The settlement is a far cry from the $75 trillion that record companies demanded for the "enormous damage" the peer-to-peer network wreaked on their profits.
First there was Napster back in the early Oughts which earned the ire of everyone from David Geffen to Lars Ulrich for allowing users to "share" mp3s with each other, effectively stealing copyrighted material. After Napster fell apart, a few copycat networks emerged, the largest of which was LimeWire run by New York banker Mark Gorton. But after years of people lifting music and movies for free using his service, a U.S. District court ordered Gorton to shut down LimeWire's servers in October 2010 claiming that the service "intentionally encourages" copyright infringement. At one point, the Recording Industry Association of America said that Gorton was personally responsible for over $75 trillion in damages, but a jury in New York met over the last two weeks to determine how much Gorton was required to pay. Yesterday, the RIAA and Gorton settled to pay a measly $105 million to the four largest record companies, much less than the $1.4 billion that the court could legally impose.

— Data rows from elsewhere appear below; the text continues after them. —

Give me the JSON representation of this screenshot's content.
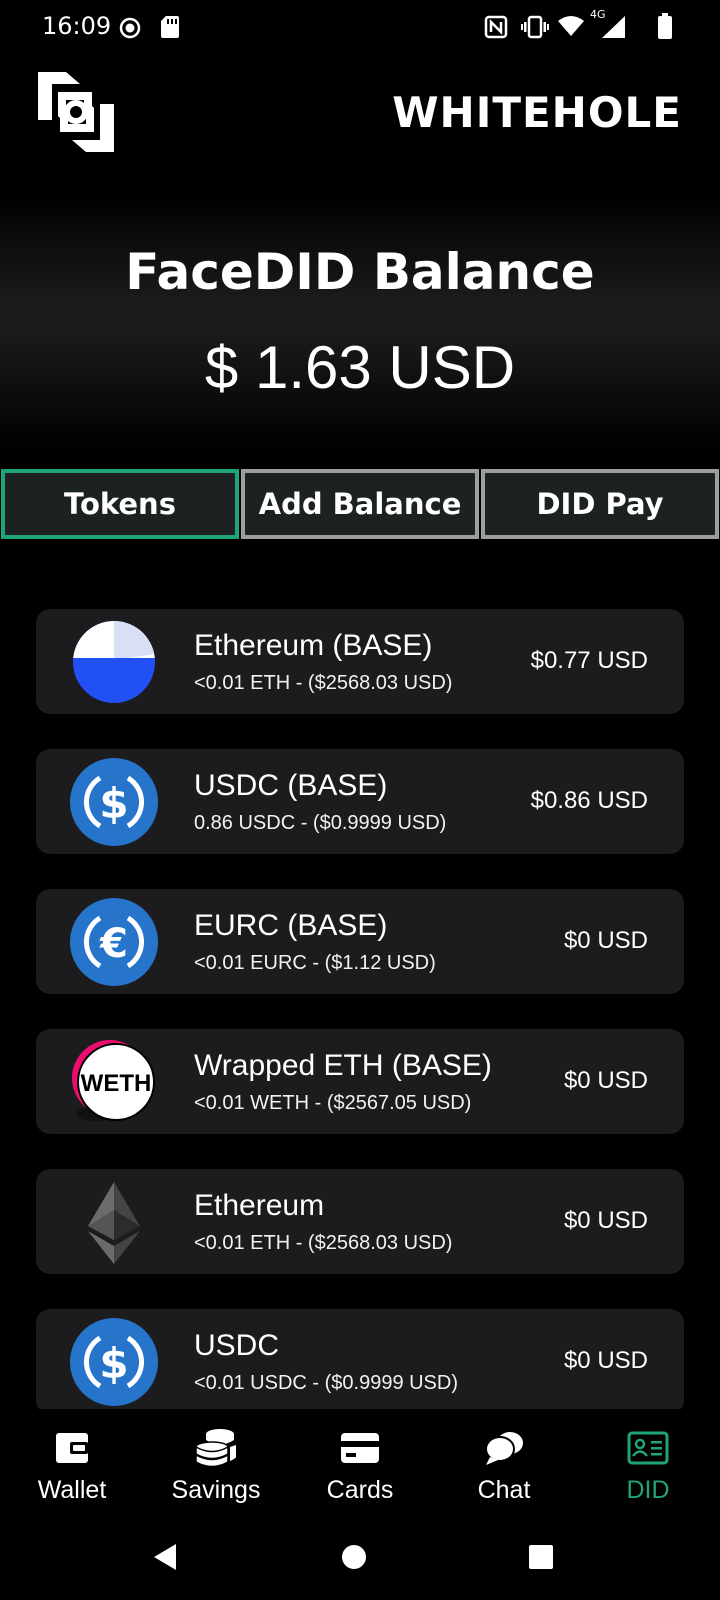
{
  "status_bar": {
    "time": "16:09",
    "network_label": "4G",
    "icons": [
      "record-icon",
      "sd-card-icon",
      "nfc-icon",
      "vibrate-icon",
      "wifi-icon",
      "signal-icon",
      "battery-icon"
    ]
  },
  "header": {
    "brand": "WHITEHOLE",
    "logo_icon": "whitehole-logo"
  },
  "hero": {
    "title": "FaceDID Balance",
    "amount": "$ 1.63 USD"
  },
  "tabs": [
    {
      "label": "Tokens",
      "active": true
    },
    {
      "label": "Add Balance",
      "active": false
    },
    {
      "label": "DID Pay",
      "active": false
    }
  ],
  "tokens": [
    {
      "name": "Ethereum (BASE)",
      "sub": "<0.01 ETH  -  ($2568.03 USD)",
      "value": "$0.77 USD",
      "icon": "base-icon"
    },
    {
      "name": "USDC (BASE)",
      "sub": "0.86 USDC  -  ($0.9999 USD)",
      "value": "$0.86 USD",
      "icon": "usdc-icon"
    },
    {
      "name": "EURC (BASE)",
      "sub": "<0.01 EURC  -  ($1.12 USD)",
      "value": "$0 USD",
      "icon": "eurc-icon"
    },
    {
      "name": "Wrapped ETH (BASE)",
      "sub": "<0.01 WETH  -  ($2567.05 USD)",
      "value": "$0 USD",
      "icon": "weth-icon",
      "icon_text": "WETH"
    },
    {
      "name": "Ethereum",
      "sub": "<0.01 ETH  -  ($2568.03 USD)",
      "value": "$0 USD",
      "icon": "ethereum-icon"
    },
    {
      "name": "USDC",
      "sub": "<0.01 USDC  -  ($0.9999 USD)",
      "value": "$0 USD",
      "icon": "usdc-icon"
    }
  ],
  "bottom_nav": [
    {
      "label": "Wallet",
      "icon": "wallet-icon",
      "active": false
    },
    {
      "label": "Savings",
      "icon": "coins-icon",
      "active": false
    },
    {
      "label": "Cards",
      "icon": "card-icon",
      "active": false
    },
    {
      "label": "Chat",
      "icon": "chat-icon",
      "active": false
    },
    {
      "label": "DID",
      "icon": "id-card-icon",
      "active": true
    }
  ],
  "colors": {
    "accent": "#1fa37a",
    "card_bg": "#1c1c1e",
    "tab_bg": "#1c2121",
    "usdc_blue": "#2775ca",
    "base_blue": "#2151f5"
  }
}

Still, the recording industry is just happy LimeWire is no longer letting people steal music. "We are pleased to have reached a large monetary settlement following the court's finding that both LimeWire and its founder Mark Gorton are personally liable for copyright infringement," said Mitch Bainwol, chairman of the RIAA. "As the court heard during the last two weeks, LimeWire wreaked enormous damage on the music community, helping contribute to thousands of lost jobs and fewer opportunities for aspiring artists."
Gorton's lawyer tried to save face by calling the settlement a victory. "In the recent past, the plaintiffs have pressed for a $75 trillion verdict," he said. "The Court labeled that claim 'absurd.' Plaintiffs then claimed that they suffered $40 to $50 billion of damages and that LimeWire was responsible for it all. At other times they have claimed that the amount of damages exceeded $1.4 billion."

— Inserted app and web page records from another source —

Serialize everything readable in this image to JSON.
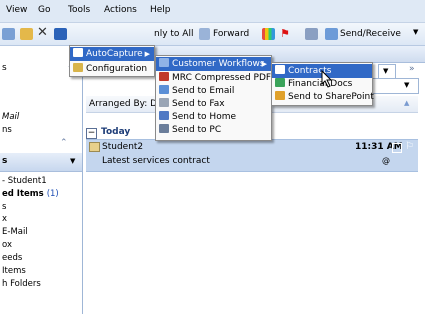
{
  "menubar": {
    "items": [
      "View",
      "Go",
      "Tools",
      "Actions",
      "Help"
    ]
  },
  "toolbar": {
    "reply_all": "nly to All",
    "forward": "Forward",
    "send_receive": "Send/Receive"
  },
  "nav": {
    "header1": "s",
    "mail_label": "Mail",
    "ns_label": "ns",
    "header2": "s",
    "items": [
      "- Student1",
      "ed Items",
      "(1)",
      "s",
      "x",
      "E-Mail",
      "ox",
      "eeds",
      "Items",
      "h Folders"
    ]
  },
  "main": {
    "arranged_by": "Arranged By: Da",
    "group_today": "Today",
    "mail": {
      "sender": "Student2",
      "subject": "Latest services contract",
      "time": "11:31 AM"
    }
  },
  "tools_menu": {
    "items": [
      "AutoCapture",
      "Configuration"
    ]
  },
  "autocapture_menu": {
    "items": [
      "Customer Workflows",
      "MRC Compressed PDF",
      "Send to Email",
      "Send to Fax",
      "Send to Home",
      "Send to PC"
    ]
  },
  "workflows_menu": {
    "items": [
      "Contracts",
      "Financial Docs",
      "Send to SharePoint"
    ]
  },
  "colors": {
    "highlight": "#3169c6",
    "selected_row": "#c4d6ee",
    "chrome": "#dfe9f5"
  }
}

The $105 million, although quite a lot money, is not very much for Gorton to pay because, in addition to being the sole owner of LimeWire, he also runs a hedge fund and a medical software company. The court noted that he owns a personal IRA account worth $100 million as well as a $4 million Manhattan apartment building. Paying the record companies is no skin off his nose.

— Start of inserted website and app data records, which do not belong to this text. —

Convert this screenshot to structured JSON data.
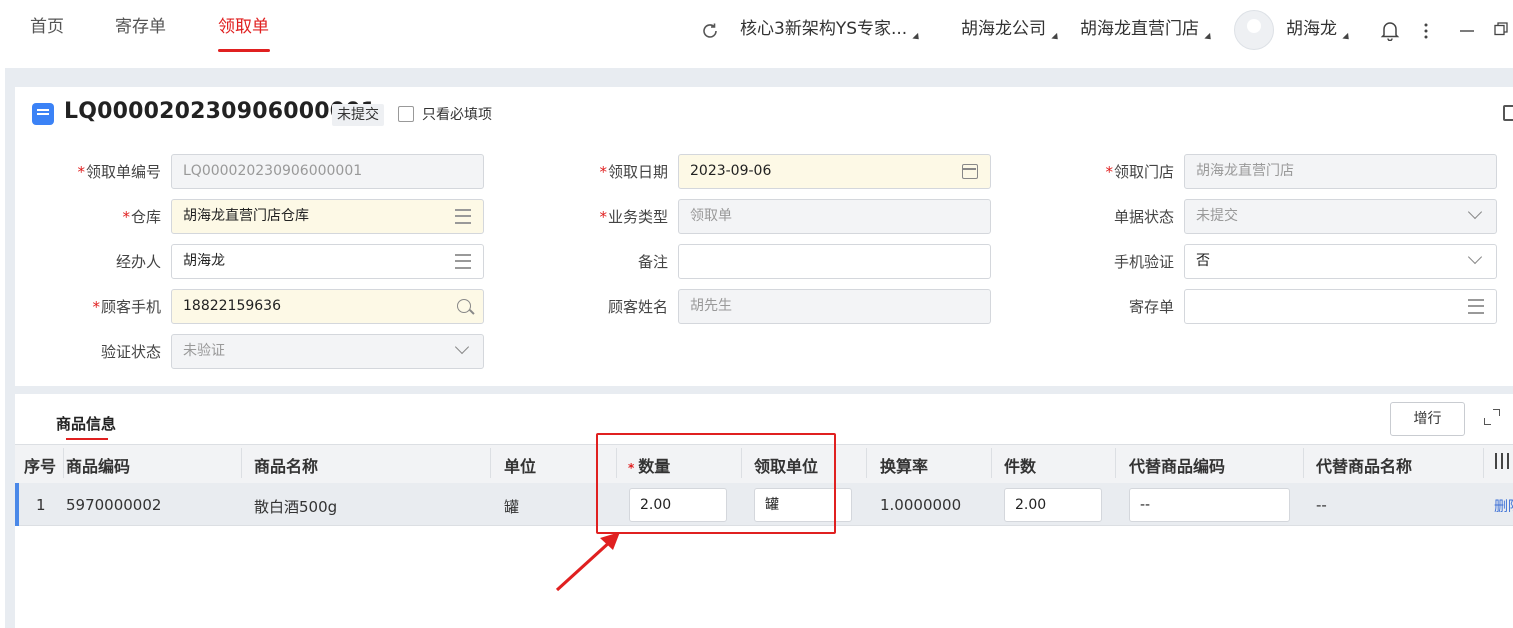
{
  "topbar": {
    "tabs": [
      {
        "label": "首页",
        "active": false
      },
      {
        "label": "寄存单",
        "active": false
      },
      {
        "label": "领取单",
        "active": true
      }
    ],
    "org": "核心3新架构YS专家...",
    "company": "胡海龙公司",
    "store": "胡海龙直营门店",
    "user": "胡海龙",
    "icons": [
      "refresh-icon",
      "bell-icon",
      "more-vertical-icon",
      "minimize-icon",
      "restore-icon"
    ]
  },
  "header": {
    "doc_id": "LQ000020230906000001",
    "status": "未提交",
    "only_required_label": "只看必填项"
  },
  "form": {
    "pickup_no": {
      "label": "领取单编号",
      "value": "LQ000020230906000001",
      "required": true
    },
    "pickup_date": {
      "label": "领取日期",
      "value": "2023-09-06",
      "required": true
    },
    "pickup_store": {
      "label": "领取门店",
      "value": "胡海龙直营门店",
      "required": true
    },
    "warehouse": {
      "label": "仓库",
      "value": "胡海龙直营门店仓库",
      "required": true
    },
    "biz_type": {
      "label": "业务类型",
      "value": "领取单",
      "required": true
    },
    "doc_status": {
      "label": "单据状态",
      "value": "未提交",
      "required": false
    },
    "handler": {
      "label": "经办人",
      "value": "胡海龙",
      "required": false
    },
    "remark": {
      "label": "备注",
      "value": "",
      "required": false
    },
    "phone_verify": {
      "label": "手机验证",
      "value": "否",
      "required": false
    },
    "customer_phone": {
      "label": "顾客手机",
      "value": "18822159636",
      "required": true
    },
    "customer_name": {
      "label": "顾客姓名",
      "value": "胡先生",
      "required": false
    },
    "deposit_doc": {
      "label": "寄存单",
      "value": "",
      "required": false
    },
    "verify_status": {
      "label": "验证状态",
      "value": "未验证",
      "required": false
    }
  },
  "products": {
    "tab_label": "商品信息",
    "add_row_label": "增行",
    "columns": [
      "序号",
      "商品编码",
      "商品名称",
      "单位",
      "数量",
      "领取单位",
      "换算率",
      "件数",
      "代替商品编码",
      "代替商品名称"
    ],
    "rows": [
      {
        "index": "1",
        "code": "5970000002",
        "name": "散白酒500g",
        "unit": "罐",
        "qty": "2.00",
        "pickup_unit": "罐",
        "rate": "1.0000000",
        "pieces": "2.00",
        "alt_code": "--",
        "alt_name": "--",
        "action": "删除"
      }
    ]
  }
}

Something tells me the settlement money isn't going to starving recording artists, either. So I'm not sure what good this settlement will do for either side of the argument for "freely distributed" copyrighted material.
Then again, I'm happy to buy my $5 mp3 albums off of Amazon so perhaps the record companies and consumers have reached a happy equilibrium.